There is plenty of room in this growing field. We are still in the early stages of the creator friendly economy. There are so many different ways of doing this: different audiences, verticals, monetization schemes, etc. The scientific community is desperately in need of new solutions to the age old problem of communication and trust. For instance, some friends of mine recently started a substack newsletter about battery research. What will you start?
 To be fair, much of the misinformation online is not the fault of the scientist: larger geostrategic considerations and domestic political polarization are dominant factors. With that said, we still have a responsibility to continue to try and identify new, better ways of communicating in the new information age.
 Some people might think of Medium as a salient example of subsciption-based monetization of content creation. But I think writing on Medium is a little too close to being paid for making tweetable articles (one title that popped up on my feed: “How I went from zero coding skills to data scientist in 6 months”). Medium is definitely an improvement and some of its publications offer nice tutorials (I’ve also published on Medium, so I don’t want to be too unfair). But I think the incentive structure of Medium is too misaligned with the objectivity required of science, as I think anyone who has really perused Medium will agree.
 As this was going to press, I found a great Nature Index article that discussed several exciting new preprint projects aimed at filling this “middle abstraction barrier”. The ideas all look great and I’m definitely excited to continue tracking progress in these projects. However, these solutions are all some variant of “open-sourcing peer review for preprints”. This an undeniably an incredible important step forward (honestly can’t express how badly the journal-based peer review system is in need of an overhaul), but I still believe that, in conjunction with these initatives, we need more casual, long-form, field-level analysis and discussion, rather than article-specific review (important as it is!).
 As an example, see Jeff Ding’s discussion on how gatekeepers shape policy debate in the China-US tech sphere.

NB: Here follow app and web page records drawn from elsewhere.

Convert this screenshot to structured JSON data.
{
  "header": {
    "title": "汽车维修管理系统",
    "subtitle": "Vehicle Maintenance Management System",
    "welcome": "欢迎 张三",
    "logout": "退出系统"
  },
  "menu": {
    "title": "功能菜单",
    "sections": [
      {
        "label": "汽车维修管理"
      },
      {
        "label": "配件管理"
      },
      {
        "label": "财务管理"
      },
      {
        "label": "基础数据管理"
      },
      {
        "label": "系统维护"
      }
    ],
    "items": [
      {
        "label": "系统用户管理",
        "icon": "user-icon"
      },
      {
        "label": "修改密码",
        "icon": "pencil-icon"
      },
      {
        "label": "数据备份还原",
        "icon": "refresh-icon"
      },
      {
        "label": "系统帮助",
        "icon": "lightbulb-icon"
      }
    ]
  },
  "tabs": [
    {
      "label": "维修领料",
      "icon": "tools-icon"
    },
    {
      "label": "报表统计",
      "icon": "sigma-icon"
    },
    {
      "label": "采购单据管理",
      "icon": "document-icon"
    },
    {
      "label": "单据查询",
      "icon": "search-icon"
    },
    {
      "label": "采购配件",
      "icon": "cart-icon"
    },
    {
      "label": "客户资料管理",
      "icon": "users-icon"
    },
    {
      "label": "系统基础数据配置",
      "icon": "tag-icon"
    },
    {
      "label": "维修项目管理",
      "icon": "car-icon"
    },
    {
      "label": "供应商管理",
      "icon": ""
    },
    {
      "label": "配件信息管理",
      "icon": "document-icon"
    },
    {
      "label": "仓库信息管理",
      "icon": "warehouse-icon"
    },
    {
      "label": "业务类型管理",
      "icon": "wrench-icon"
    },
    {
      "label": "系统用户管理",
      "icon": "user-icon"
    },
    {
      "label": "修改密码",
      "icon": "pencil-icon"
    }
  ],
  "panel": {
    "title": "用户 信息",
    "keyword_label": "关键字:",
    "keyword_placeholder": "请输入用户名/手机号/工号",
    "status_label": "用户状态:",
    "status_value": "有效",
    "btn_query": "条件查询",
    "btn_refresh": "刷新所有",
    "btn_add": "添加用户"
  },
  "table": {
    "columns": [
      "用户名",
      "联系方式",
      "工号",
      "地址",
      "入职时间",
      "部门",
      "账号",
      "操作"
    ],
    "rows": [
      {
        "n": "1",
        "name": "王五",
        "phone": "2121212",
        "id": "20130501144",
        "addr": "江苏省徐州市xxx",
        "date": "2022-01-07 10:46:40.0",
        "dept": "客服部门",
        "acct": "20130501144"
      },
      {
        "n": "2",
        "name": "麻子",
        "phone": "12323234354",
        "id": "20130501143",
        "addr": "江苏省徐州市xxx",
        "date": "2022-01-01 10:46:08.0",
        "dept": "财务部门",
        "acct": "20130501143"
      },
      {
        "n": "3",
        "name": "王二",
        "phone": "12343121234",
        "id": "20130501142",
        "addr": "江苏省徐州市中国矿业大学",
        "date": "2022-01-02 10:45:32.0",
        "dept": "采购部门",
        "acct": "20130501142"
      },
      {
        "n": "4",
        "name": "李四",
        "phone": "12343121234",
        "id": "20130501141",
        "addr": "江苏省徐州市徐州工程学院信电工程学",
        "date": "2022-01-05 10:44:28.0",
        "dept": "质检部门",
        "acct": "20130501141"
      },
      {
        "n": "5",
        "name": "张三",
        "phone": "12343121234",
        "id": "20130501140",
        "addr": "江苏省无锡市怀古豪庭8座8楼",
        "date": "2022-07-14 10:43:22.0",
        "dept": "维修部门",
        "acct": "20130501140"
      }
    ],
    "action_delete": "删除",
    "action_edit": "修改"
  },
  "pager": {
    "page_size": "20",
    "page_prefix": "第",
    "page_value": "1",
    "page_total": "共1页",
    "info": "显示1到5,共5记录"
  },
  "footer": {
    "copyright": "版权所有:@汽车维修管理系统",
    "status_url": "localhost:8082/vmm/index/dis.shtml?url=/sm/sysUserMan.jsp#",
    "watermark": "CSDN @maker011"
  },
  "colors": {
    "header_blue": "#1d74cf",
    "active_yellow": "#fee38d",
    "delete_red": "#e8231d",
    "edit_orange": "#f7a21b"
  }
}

 Some people might take issue with the mixing of opinionated gatekeepers and science. But when we consider something as broad as an entire field, say, ML4Sci, then naturally people will have different opinions, be excited about different things, and believe the future lies in different places. The important thing is that we acknowledge what backgrounds we come from and never cease to welcome open debate and rebuttal.
📰In the News
A Survey of Deep Learning for Scientific Discovery (nice survey of deep learning overall, with some nice scientific examples and hints for starting ML projects + additional resources. Also co-authored by Eric Schmidt, co-founder of Google)
Ever wonder why tech companies spend so much money on AI research? Facebook AI research does a blog post on detecting hate speech and showcases all the state-of-the-art language models they’ve developed
Thanks for Reading!
I hope you’re as excited as I am about the future of machine learning for solving exciting problems in science. You can find the archive of all past issues here and click here to subscribe to the newsletter.